The effect of withdrawal of anticoagulant therapy during treatment with ULTOMIRIS has not been established. Treatment should not alter anticoagulant management.
Intravenous or subcutaneous administration of ULTOMIRIS may result in systemic infusion-related reactions, including anaphylaxis and hypersensitivity reactions. In clinical trials, infusion-related reactions occurred in approximately 1% of patients treated with ULTOMIRIS. These events included lower back pain, drop in blood pressure, elevation in blood pressure, limb discomfort, drug hypersensitivity (allergic reaction), dysgeusia (bad taste), and drowsiness. These reactions did not require discontinuation of ULTOMIRIS. If signs of cardiovascular instability or respiratory compromise occur, interrupt ULTOMIRIS infusion and institute appropriate supportive measures.
Injection Site Reactions-Subcutaneous administration
27% (23/84) of patients treated with subcutaneous administration of ULTOMIRIS experienced injection site reactions which included application site rash, device allergy, infusion site pain, infusion site reaction, injection site bruising, injection site erythema, injection site hematoma, injection site induration, injection site inflammation, injection site pain, injection site pruritus, injection site rash, injection site reaction, injection site swelling, injection site urticaria, medical device site bruise, medical device site erythema, medical device site hematoma, medical device site induration, medical device site pruritus, medical device site rash, and medical device site reaction.
Allergies to Acrylic Adhesives
The on-body injector of ULTOMIRIS uses acrylic adhesive. For patients with a known allergy to acrylic adhesive, use of this product may result in an allergic reaction. Premedication can be considered, and supportive measures should be instituted if signs of allergy appear.

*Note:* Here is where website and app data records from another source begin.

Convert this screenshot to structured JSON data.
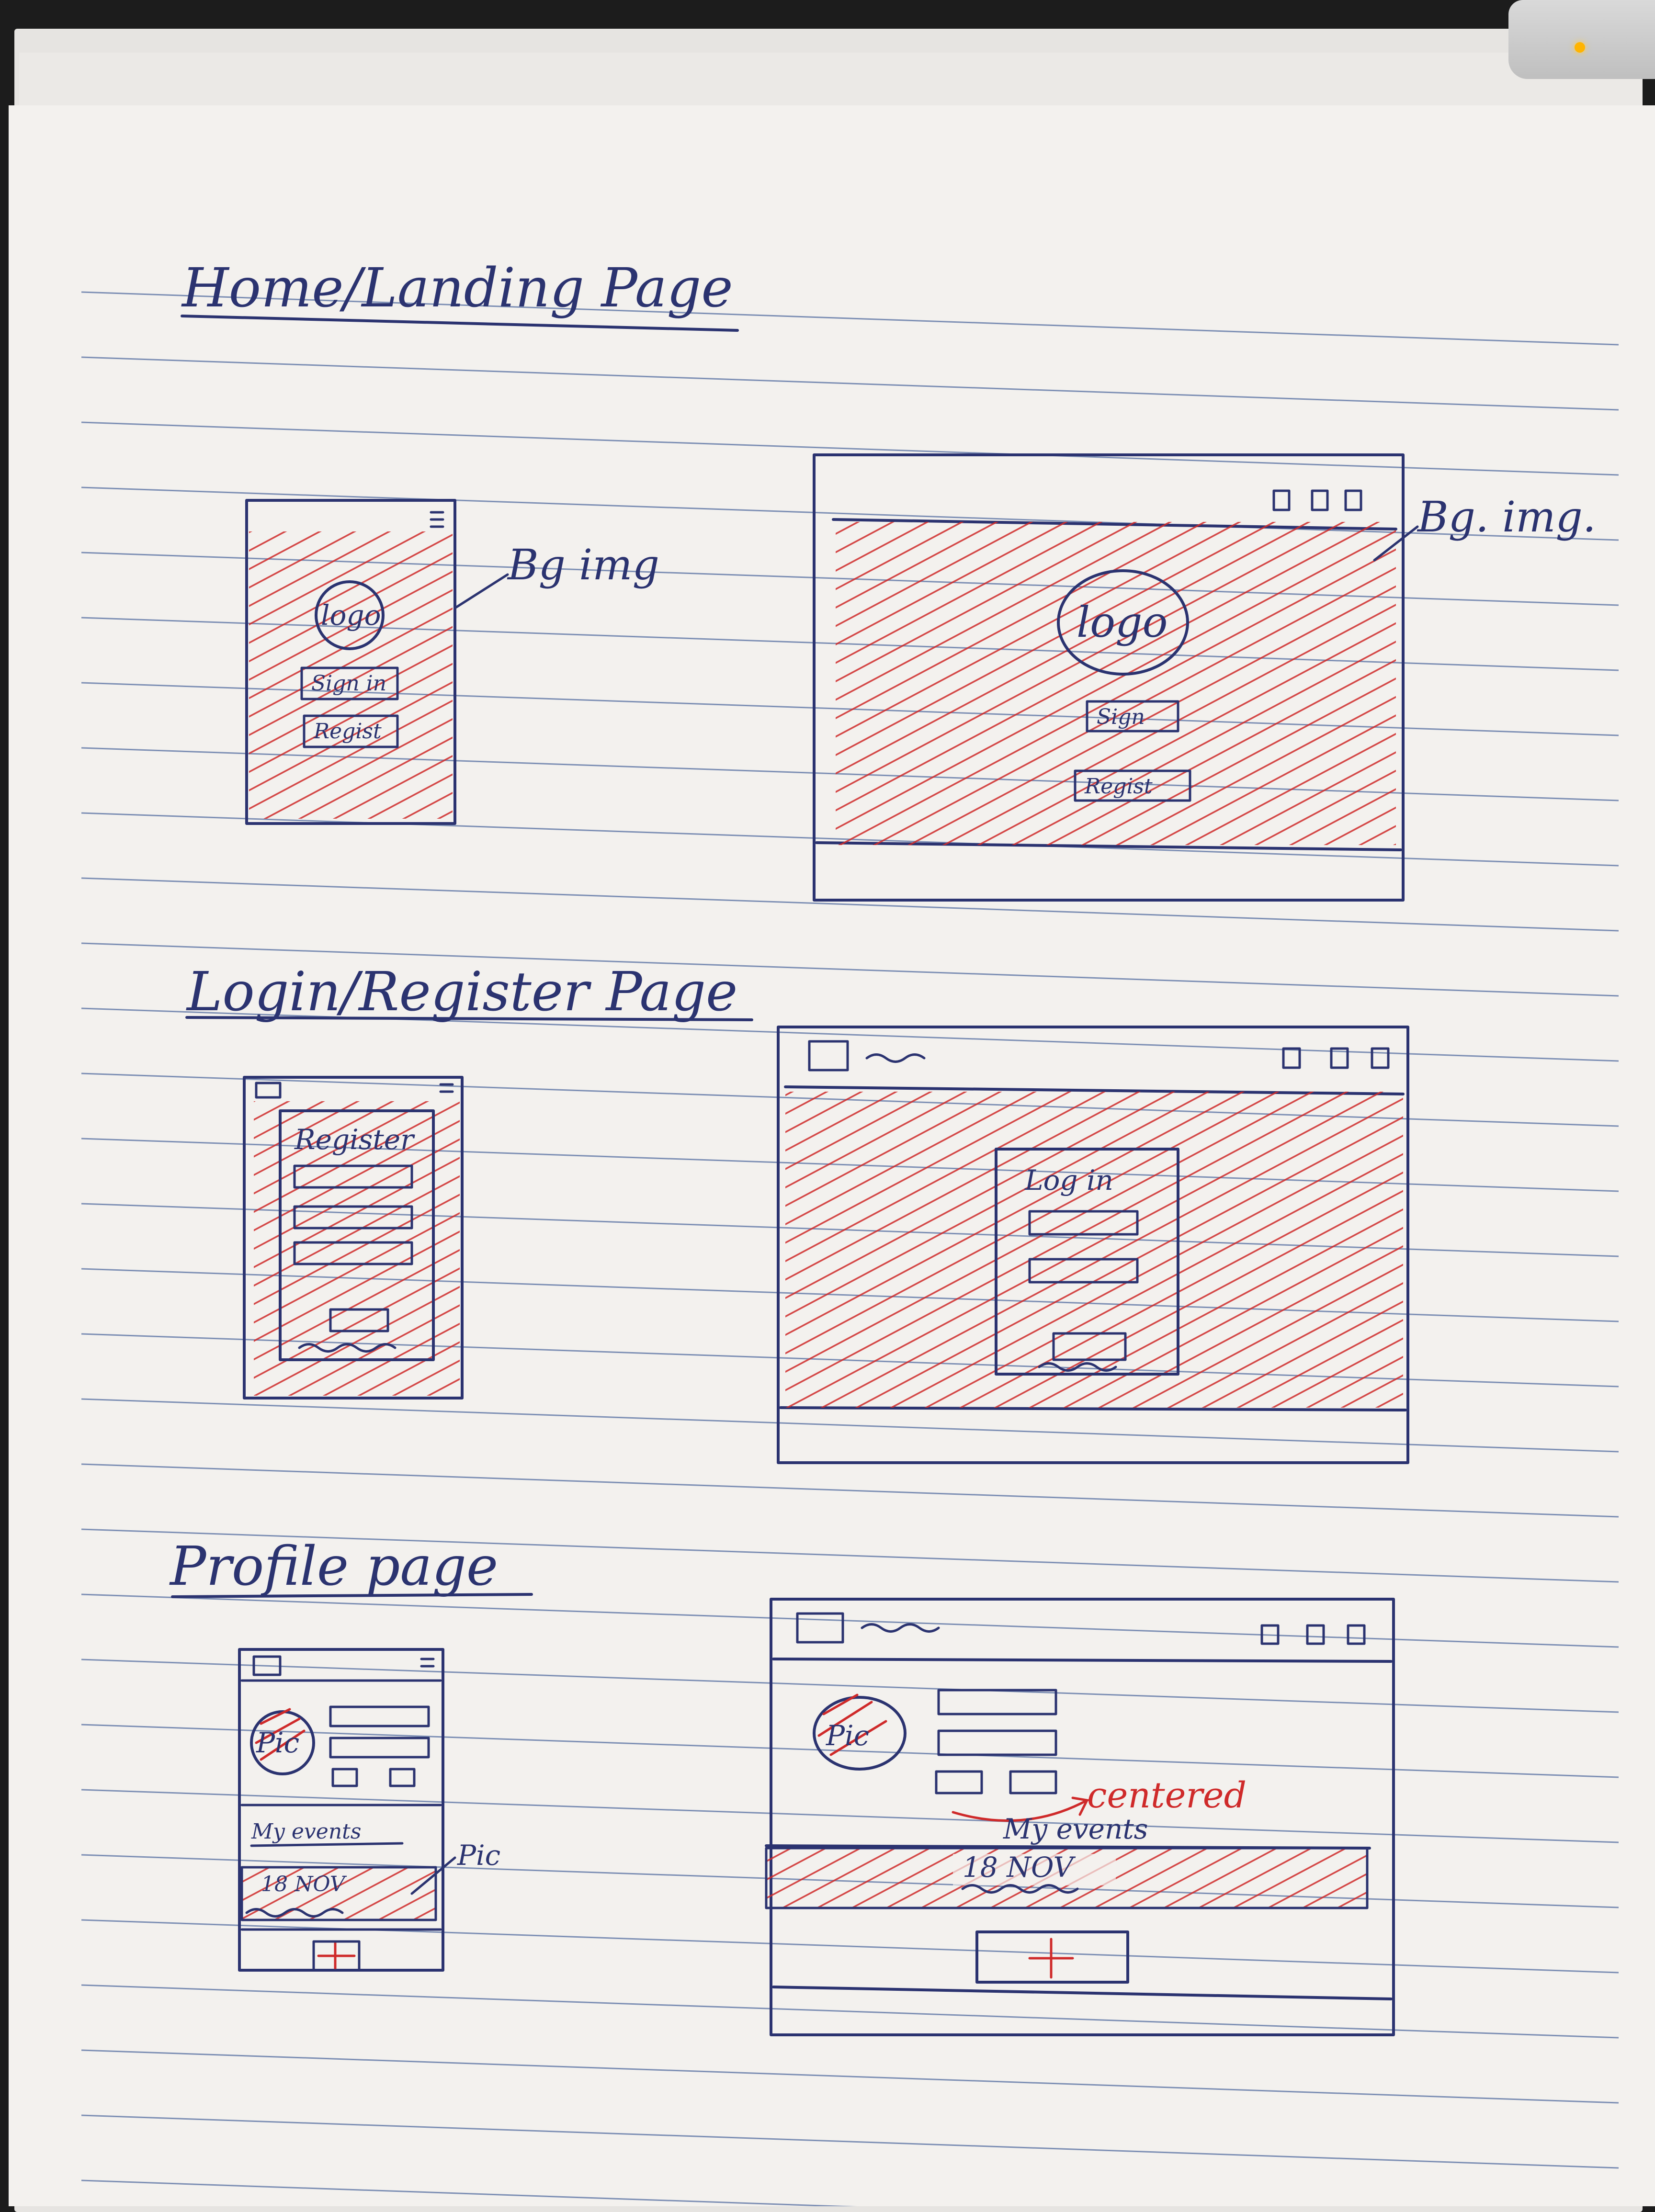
{
  "sections": {
    "home": {
      "title": "Home/Landing Page"
    },
    "login": {
      "title": "Login/Register Page"
    },
    "profile": {
      "title": "Profile page"
    }
  },
  "home": {
    "mobile": {
      "logo": "logo",
      "signin": "Sign in",
      "register": "Regist"
    },
    "desktop": {
      "logo": "logo",
      "signin": "Sign",
      "register": "Regist"
    },
    "annotation_mobile": "Bg img",
    "annotation_desktop": "Bg. img."
  },
  "login": {
    "mobile": {
      "heading": "Register"
    },
    "desktop": {
      "heading": "Log in"
    }
  },
  "profile": {
    "mobile": {
      "pic": "Pic",
      "my_events": "My events",
      "event_date": "18 NOV"
    },
    "desktop": {
      "pic": "Pic",
      "my_events": "My events",
      "event_date": "18 NOV"
    },
    "annotation_pic": "Pic",
    "annotation_centered": "centered"
  },
  "colors": {
    "ink": "#2b3370",
    "red": "#cf2a2a",
    "paper": "#f3f1ee"
  }
}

Adverse reactions reported in 5% or more of patients treated with ULTOMIRIS vs. Eculizumab was Upper respiratory tract infection (39% vs. 39%), Headache (32% vs. 26%), Diarrhea (9% vs. 5%), Nausea (9% vs. 9%), Pyrexia (7% vs. 8%), Pain in extremity (6% vs. 5%), Abdominal pain (6% vs. 7%), Dizziness (5% vs. 6%), Arthralgia (5% vs. 5%). Serious adverse reactions were reported in 15 (6.8%) patients receiving ULTOMIRIS. The serious adverse reactions in patients treated with ULTOMIRIS included hyperthermia and pyrexia. No serious adverse reaction was reported in more than 1 patient treated with ULTOMIRIS. One fatal case of sepsis was identified in a patient treated with ULTOMIRIS. In clinical studies, clinically relevant adverse reactions in 1% of adult patients include infusion-related reactions.

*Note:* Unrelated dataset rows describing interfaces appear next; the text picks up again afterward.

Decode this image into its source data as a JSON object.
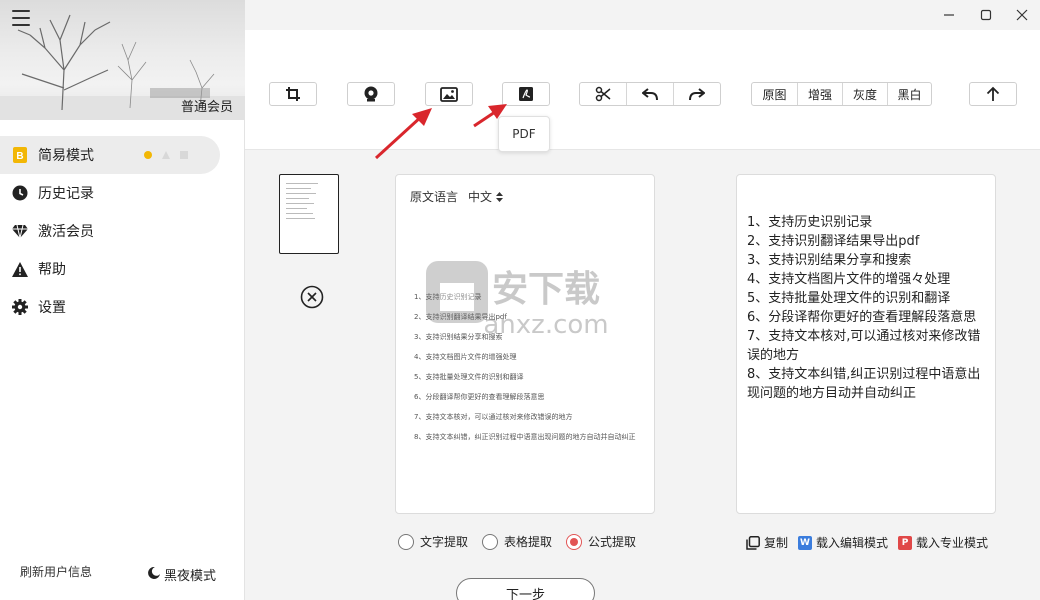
{
  "sidebar": {
    "member_label": "普通会员",
    "nav": [
      {
        "label": "简易模式",
        "icon": "b-badge-icon"
      },
      {
        "label": "历史记录",
        "icon": "clock-icon"
      },
      {
        "label": "激活会员",
        "icon": "diamond-icon"
      },
      {
        "label": "帮助",
        "icon": "warning-icon"
      },
      {
        "label": "设置",
        "icon": "gear-icon"
      }
    ],
    "refresh_label": "刷新用户信息",
    "night_mode_label": "黑夜模式"
  },
  "toolbar": {
    "filters": [
      "原图",
      "增强",
      "灰度",
      "黑白"
    ],
    "tooltip": "PDF"
  },
  "source": {
    "lang_label": "原文语言",
    "lang_value": "中文",
    "doc_lines": [
      "1、支持历史识别记录",
      "2、支持识别翻译结果导出pdf",
      "3、支持识别结果分享和搜索",
      "4、支持文档图片文件的增强处理",
      "5、支持批量处理文件的识别和翻译",
      "6、分段翻译帮你更好的查看理解段落意思",
      "7、支持文本核对，可以通过核对来修改错误的地方",
      "8、支持文本纠错，纠正识别过程中语意出现问题的地方自动并自动纠正"
    ]
  },
  "watermark": {
    "title": "安下载",
    "domain": "anxz.com"
  },
  "result": {
    "lines": [
      "1、支持历史识别记录",
      "2、支持识别翻译结果导出pdf",
      "3、支持识别结果分享和搜索",
      "4、支持文档图片文件的增强々处理",
      "5、支持批量处理文件的识别和翻译",
      "6、分段译帮你更好的查看理解段落意思",
      "7、支持文本核对,可以通过核对来修改错误的地方",
      "8、支持文本纠错,纠正识别过程中语意出现问题的地方目动并自动纠正"
    ]
  },
  "extract": {
    "options": [
      "文字提取",
      "表格提取",
      "公式提取"
    ],
    "selected": "公式提取"
  },
  "actions": {
    "copy": "复制",
    "edit_mode": "载入编辑模式",
    "pro_mode": "载入专业模式",
    "edit_badge": "W",
    "pro_badge": "P"
  },
  "next_label": "下一步",
  "colors": {
    "accent": "#e25555",
    "active_dot": "#f2b705",
    "word_blue": "#3b7ddd",
    "pro_red": "#e04848",
    "arrow_red": "#d9262c"
  }
}
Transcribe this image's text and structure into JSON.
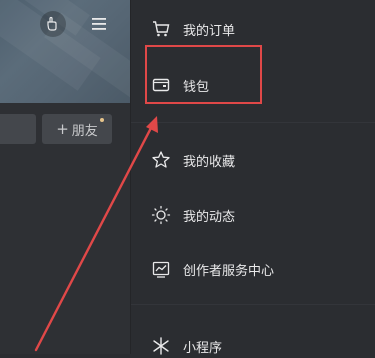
{
  "colors": {
    "accent_red": "#e04848",
    "drawer_bg": "#2b2d31",
    "text": "#e9e9ea"
  },
  "left_panel": {
    "friend_button": {
      "plus": "+",
      "label": "朋友"
    }
  },
  "drawer": {
    "items": [
      {
        "label": "我的订单",
        "icon": "cart-icon"
      },
      {
        "label": "钱包",
        "icon": "wallet-icon"
      },
      {
        "label": "我的收藏",
        "icon": "star-icon"
      },
      {
        "label": "我的动态",
        "icon": "sun-icon"
      },
      {
        "label": "创作者服务中心",
        "icon": "chart-icon"
      },
      {
        "label": "小程序",
        "icon": "mini-program-icon"
      }
    ]
  }
}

Adverse reactions reported in 10% or more of pediatric patients treated with ULTOMIRIS who were treatment-naïve vs. Eculizumab-experienced was Anemia (20% vs. 25%), Abdominal pain (0% vs. 38%), Constipation (0% vs. 25%), Pyrexia (20% vs. 13%), Upper respiratory tract infection (20% vs. 75%), Pain in extremity (0% vs. 25%), Headache (20% vs. 25%).
Adverse Reactions for Subcutaneous Administration of ULTOMIRIS
Most common adverse reactions (≥10%) with ULTOMIRIS subcutaneous administration via On Body Injector in adult patients with PNH were local injection site reactions, diarrhea, and headache.
Plasma Exchange, Plasmapheresis, and Intravenous Immunoglobulins
Concomitant use of ULTOMIRIS with plasma exchange (PE), plasmapheresis (PP), or intravenous immunoglobulin (IVIg) treatment can reduce serum ravulizumab concentrations and requires a supplemental dose of ULTOMIRIS.
Neonatal Fc Receptor Blockers
Concomitant use of ULTOMIRIS with neonatal Fc receptor (FcRn) blockers (e.g., efgartigimod) may lower systemic exposures and reduce effectiveness of ULTOMIRIS. Closely monitor for reduced effectiveness of ULTOMIRIS.
ULTOMIRIS is indicated for the treatment of adult and pediatric patients one month of age and older with paroxysmal nocturnal hemoglobinuria (PNH).
Subcutaneous Use in Adult Patients with PNH
Subcutaneous administration of ULTOMIRIS is not approved for use in pediatric patients.
Please see accompanying full Prescribing Information for ULTOMIRIS, including Boxed WARNING regarding serious and life-threatening meningococcal infections/sepsis.